■ **About this task**
Line by line, copy the listing below exactly.

┌──

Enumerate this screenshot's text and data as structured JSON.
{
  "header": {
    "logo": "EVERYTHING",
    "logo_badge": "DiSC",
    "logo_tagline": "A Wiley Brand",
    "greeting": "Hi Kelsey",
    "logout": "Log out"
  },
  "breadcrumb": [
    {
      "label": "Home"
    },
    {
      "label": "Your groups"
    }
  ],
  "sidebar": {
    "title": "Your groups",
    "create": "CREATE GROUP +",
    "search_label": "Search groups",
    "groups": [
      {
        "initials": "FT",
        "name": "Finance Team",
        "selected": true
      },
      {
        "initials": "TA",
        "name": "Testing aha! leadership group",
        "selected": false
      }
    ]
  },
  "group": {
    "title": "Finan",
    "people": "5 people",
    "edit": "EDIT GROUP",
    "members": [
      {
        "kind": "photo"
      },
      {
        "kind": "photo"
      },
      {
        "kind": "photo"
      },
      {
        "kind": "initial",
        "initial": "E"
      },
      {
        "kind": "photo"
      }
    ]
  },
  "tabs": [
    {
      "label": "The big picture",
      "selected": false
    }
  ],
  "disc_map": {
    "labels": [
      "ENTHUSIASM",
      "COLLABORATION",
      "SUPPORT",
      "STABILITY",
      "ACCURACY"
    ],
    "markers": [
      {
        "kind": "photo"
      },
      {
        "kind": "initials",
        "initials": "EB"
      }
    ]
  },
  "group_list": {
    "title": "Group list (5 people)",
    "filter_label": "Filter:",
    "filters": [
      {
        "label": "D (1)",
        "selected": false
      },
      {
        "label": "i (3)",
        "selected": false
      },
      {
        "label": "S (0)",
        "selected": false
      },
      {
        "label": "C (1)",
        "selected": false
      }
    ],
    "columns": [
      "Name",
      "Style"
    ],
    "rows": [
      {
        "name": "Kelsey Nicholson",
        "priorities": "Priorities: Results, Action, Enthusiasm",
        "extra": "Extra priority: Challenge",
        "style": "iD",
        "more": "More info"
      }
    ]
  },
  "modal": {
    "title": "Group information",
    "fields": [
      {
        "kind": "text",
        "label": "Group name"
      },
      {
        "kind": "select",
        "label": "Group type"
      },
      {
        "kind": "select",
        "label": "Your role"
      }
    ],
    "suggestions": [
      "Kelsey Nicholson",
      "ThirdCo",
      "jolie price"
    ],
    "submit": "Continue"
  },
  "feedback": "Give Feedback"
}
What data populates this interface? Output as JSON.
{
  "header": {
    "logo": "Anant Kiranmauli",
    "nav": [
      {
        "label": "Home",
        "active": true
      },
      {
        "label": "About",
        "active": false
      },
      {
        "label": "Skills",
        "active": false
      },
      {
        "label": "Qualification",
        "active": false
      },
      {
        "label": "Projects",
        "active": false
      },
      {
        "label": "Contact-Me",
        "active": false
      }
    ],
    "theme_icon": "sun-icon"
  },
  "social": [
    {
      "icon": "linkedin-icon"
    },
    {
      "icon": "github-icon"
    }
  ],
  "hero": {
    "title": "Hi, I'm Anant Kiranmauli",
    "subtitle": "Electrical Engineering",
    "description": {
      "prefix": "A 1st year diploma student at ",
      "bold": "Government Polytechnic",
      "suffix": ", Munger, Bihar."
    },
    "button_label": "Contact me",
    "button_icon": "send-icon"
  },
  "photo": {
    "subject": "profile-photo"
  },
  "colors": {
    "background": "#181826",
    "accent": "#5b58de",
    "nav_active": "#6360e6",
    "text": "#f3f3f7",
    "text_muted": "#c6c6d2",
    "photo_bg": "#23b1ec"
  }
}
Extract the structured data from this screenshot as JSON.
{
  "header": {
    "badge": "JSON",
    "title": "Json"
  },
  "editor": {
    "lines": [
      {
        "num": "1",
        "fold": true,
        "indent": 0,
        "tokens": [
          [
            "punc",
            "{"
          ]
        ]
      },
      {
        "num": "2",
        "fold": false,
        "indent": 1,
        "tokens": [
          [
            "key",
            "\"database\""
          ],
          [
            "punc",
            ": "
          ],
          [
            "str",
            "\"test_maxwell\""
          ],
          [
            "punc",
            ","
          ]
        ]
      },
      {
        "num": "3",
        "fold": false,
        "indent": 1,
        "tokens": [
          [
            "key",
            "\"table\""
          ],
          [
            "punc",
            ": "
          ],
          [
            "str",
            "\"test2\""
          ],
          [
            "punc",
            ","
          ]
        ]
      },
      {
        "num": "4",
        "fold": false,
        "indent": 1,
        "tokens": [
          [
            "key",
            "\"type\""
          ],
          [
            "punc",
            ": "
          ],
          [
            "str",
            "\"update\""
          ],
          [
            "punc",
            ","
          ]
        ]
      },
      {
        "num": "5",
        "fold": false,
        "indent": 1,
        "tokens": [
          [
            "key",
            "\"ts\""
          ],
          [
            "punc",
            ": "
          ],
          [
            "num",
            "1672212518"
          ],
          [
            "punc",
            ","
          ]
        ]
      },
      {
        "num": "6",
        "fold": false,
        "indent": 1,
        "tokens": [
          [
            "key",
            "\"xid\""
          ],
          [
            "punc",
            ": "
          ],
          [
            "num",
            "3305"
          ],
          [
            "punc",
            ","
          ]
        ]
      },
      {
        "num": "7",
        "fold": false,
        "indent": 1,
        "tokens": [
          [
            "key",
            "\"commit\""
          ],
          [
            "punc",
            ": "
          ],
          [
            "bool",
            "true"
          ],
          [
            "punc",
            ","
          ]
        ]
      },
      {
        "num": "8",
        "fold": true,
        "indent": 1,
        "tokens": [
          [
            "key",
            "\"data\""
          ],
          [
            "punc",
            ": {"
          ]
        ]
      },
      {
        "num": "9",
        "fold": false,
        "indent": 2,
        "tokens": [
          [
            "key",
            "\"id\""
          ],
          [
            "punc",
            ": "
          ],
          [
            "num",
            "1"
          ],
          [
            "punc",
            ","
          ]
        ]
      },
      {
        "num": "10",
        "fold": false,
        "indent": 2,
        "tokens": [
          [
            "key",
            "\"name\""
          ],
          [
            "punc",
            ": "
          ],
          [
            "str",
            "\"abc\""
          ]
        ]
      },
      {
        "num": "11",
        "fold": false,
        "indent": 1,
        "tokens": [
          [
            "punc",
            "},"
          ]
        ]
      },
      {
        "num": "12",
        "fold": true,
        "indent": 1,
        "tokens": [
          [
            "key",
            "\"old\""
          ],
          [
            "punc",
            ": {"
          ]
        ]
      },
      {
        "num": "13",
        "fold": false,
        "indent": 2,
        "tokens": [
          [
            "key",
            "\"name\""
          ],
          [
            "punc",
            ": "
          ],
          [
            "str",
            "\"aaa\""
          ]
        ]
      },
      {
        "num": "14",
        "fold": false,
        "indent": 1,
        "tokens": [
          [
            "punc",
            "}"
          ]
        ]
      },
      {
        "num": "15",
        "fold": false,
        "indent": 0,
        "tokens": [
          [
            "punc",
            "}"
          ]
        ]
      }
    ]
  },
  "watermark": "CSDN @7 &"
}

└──

■ **Reply to the task**
Enumerate this screenshot's text and data as structured JSON.
{
  "header": {
    "logo": "EVERYTHING",
    "logo_badge": "DiSC",
    "logo_tagline": "A Wiley Brand",
    "greeting": "Hi Kelsey",
    "logout": "Log out"
  },
  "breadcrumb": [
    {
      "label": "Home"
    },
    {
      "label": "Your groups"
    }
  ],
  "sidebar": {
    "title": "Your groups",
    "create": "CREATE GROUP +",
    "search_label": "Search groups",
    "groups": [
      {
        "initials": "FT",
        "name": "Finance Team",
        "selected": true
      },
      {
        "initials": "TA",
        "name": "Testing aha! leadership group",
        "selected": false
      }
    ]
  },
  "group": {
    "title": "Finan",
    "people": "5 people",
    "edit": "EDIT GROUP",
    "members": [
      {
        "kind": "photo"
      },
      {
        "kind": "photo"
      },
      {
        "kind": "photo"
      },
      {
        "kind": "initial",
        "initial": "E"
      },
      {
        "kind": "photo"
      }
    ]
  },
  "tabs": [
    {
      "label": "The big picture",
      "selected": false
    }
  ],
  "disc_map": {
    "labels": [
      "ENTHUSIASM",
      "COLLABORATION",
      "SUPPORT",
      "STABILITY",
      "ACCURACY"
    ],
    "markers": [
      {
        "kind": "photo"
      },
      {
        "kind": "initials",
        "initials": "EB"
      }
    ]
  },
  "group_list": {
    "title": "Group list (5 people)",
    "filter_label": "Filter:",
    "filters": [
      {
        "label": "D (1)",
        "selected": false
      },
      {
        "label": "i (3)",
        "selected": false
      },
      {
        "label": "S (0)",
        "selected": false
      },
      {
        "label": "C (1)",
        "selected": false
      }
    ],
    "columns": [
      "Name",
      "Style"
    ],
    "rows": [
      {
        "name": "Kelsey Nicholson",
        "priorities": "Priorities: Results, Action, Enthusiasm",
        "extra": "Extra priority: Challenge",
        "style": "iD",
        "more": "More info"
      }
    ]
  },
  "modal": {
    "title": "Group information",
    "fields": [
      {
        "kind": "text",
        "label": "Group name"
      },
      {
        "kind": "select",
        "label": "Group type"
      },
      {
        "kind": "select",
        "label": "Your role"
      }
    ],
    "suggestions": [
      "Kelsey Nicholson",
      "ThirdCo",
      "jolie price"
    ],
    "submit": "Continue"
  },
  "feedback": "Give Feedback"
}
What data populates this interface? Output as JSON.
{
  "header": {
    "logo": "Anant Kiranmauli",
    "nav": [
      {
        "label": "Home",
        "active": true
      },
      {
        "label": "About",
        "active": false
      },
      {
        "label": "Skills",
        "active": false
      },
      {
        "label": "Qualification",
        "active": false
      },
      {
        "label": "Projects",
        "active": false
      },
      {
        "label": "Contact-Me",
        "active": false
      }
    ],
    "theme_icon": "sun-icon"
  },
  "social": [
    {
      "icon": "linkedin-icon"
    },
    {
      "icon": "github-icon"
    }
  ],
  "hero": {
    "title": "Hi, I'm Anant Kiranmauli",
    "subtitle": "Electrical Engineering",
    "description": {
      "prefix": "A 1st year diploma student at ",
      "bold": "Government Polytechnic",
      "suffix": ", Munger, Bihar."
    },
    "button_label": "Contact me",
    "button_icon": "send-icon"
  },
  "photo": {
    "subject": "profile-photo"
  },
  "colors": {
    "background": "#181826",
    "accent": "#5b58de",
    "nav_active": "#6360e6",
    "text": "#f3f3f7",
    "text_muted": "#c6c6d2",
    "photo_bg": "#23b1ec"
  }
}
Extract the structured data from this screenshot as JSON.
{
  "header": {
    "badge": "JSON",
    "title": "Json"
  },
  "editor": {
    "lines": [
      {
        "num": "1",
        "fold": true,
        "indent": 0,
        "tokens": [
          [
            "punc",
            "{"
          ]
        ]
      },
      {
        "num": "2",
        "fold": false,
        "indent": 1,
        "tokens": [
          [
            "key",
            "\"database\""
          ],
          [
            "punc",
            ": "
          ],
          [
            "str",
            "\"test_maxwell\""
          ],
          [
            "punc",
            ","
          ]
        ]
      },
      {
        "num": "3",
        "fold": false,
        "indent": 1,
        "tokens": [
          [
            "key",
            "\"table\""
          ],
          [
            "punc",
            ": "
          ],
          [
            "str",
            "\"test2\""
          ],
          [
            "punc",
            ","
          ]
        ]
      },
      {
        "num": "4",
        "fold": false,
        "indent": 1,
        "tokens": [
          [
            "key",
            "\"type\""
          ],
          [
            "punc",
            ": "
          ],
          [
            "str",
            "\"update\""
          ],
          [
            "punc",
            ","
          ]
        ]
      },
      {
        "num": "5",
        "fold": false,
        "indent": 1,
        "tokens": [
          [
            "key",
            "\"ts\""
          ],
          [
            "punc",
            ": "
          ],
          [
            "num",
            "1672212518"
          ],
          [
            "punc",
            ","
          ]
        ]
      },
      {
        "num": "6",
        "fold": false,
        "indent": 1,
        "tokens": [
          [
            "key",
            "\"xid\""
          ],
          [
            "punc",
            ": "
          ],
          [
            "num",
            "3305"
          ],
          [
            "punc",
            ","
          ]
        ]
      },
      {
        "num": "7",
        "fold": false,
        "indent": 1,
        "tokens": [
          [
            "key",
            "\"commit\""
          ],
          [
            "punc",
            ": "
          ],
          [
            "bool",
            "true"
          ],
          [
            "punc",
            ","
          ]
        ]
      },
      {
        "num": "8",
        "fold": true,
        "indent": 1,
        "tokens": [
          [
            "key",
            "\"data\""
          ],
          [
            "punc",
            ": {"
          ]
        ]
      },
      {
        "num": "9",
        "fold": false,
        "indent": 2,
        "tokens": [
          [
            "key",
            "\"id\""
          ],
          [
            "punc",
            ": "
          ],
          [
            "num",
            "1"
          ],
          [
            "punc",
            ","
          ]
        ]
      },
      {
        "num": "10",
        "fold": false,
        "indent": 2,
        "tokens": [
          [
            "key",
            "\"name\""
          ],
          [
            "punc",
            ": "
          ],
          [
            "str",
            "\"abc\""
          ]
        ]
      },
      {
        "num": "11",
        "fold": false,
        "indent": 1,
        "tokens": [
          [
            "punc",
            "},"
          ]
        ]
      },
      {
        "num": "12",
        "fold": true,
        "indent": 1,
        "tokens": [
          [
            "key",
            "\"old\""
          ],
          [
            "punc",
            ": {"
          ]
        ]
      },
      {
        "num": "13",
        "fold": false,
        "indent": 2,
        "tokens": [
          [
            "key",
            "\"name\""
          ],
          [
            "punc",
            ": "
          ],
          [
            "str",
            "\"aaa\""
          ]
        ]
      },
      {
        "num": "14",
        "fold": false,
        "indent": 1,
        "tokens": [
          [
            "punc",
            "}"
          ]
        ]
      },
      {
        "num": "15",
        "fold": false,
        "indent": 0,
        "tokens": [
          [
            "punc",
            "}"
          ]
        ]
      }
    ]
  },
  "watermark": "CSDN @7 &"
}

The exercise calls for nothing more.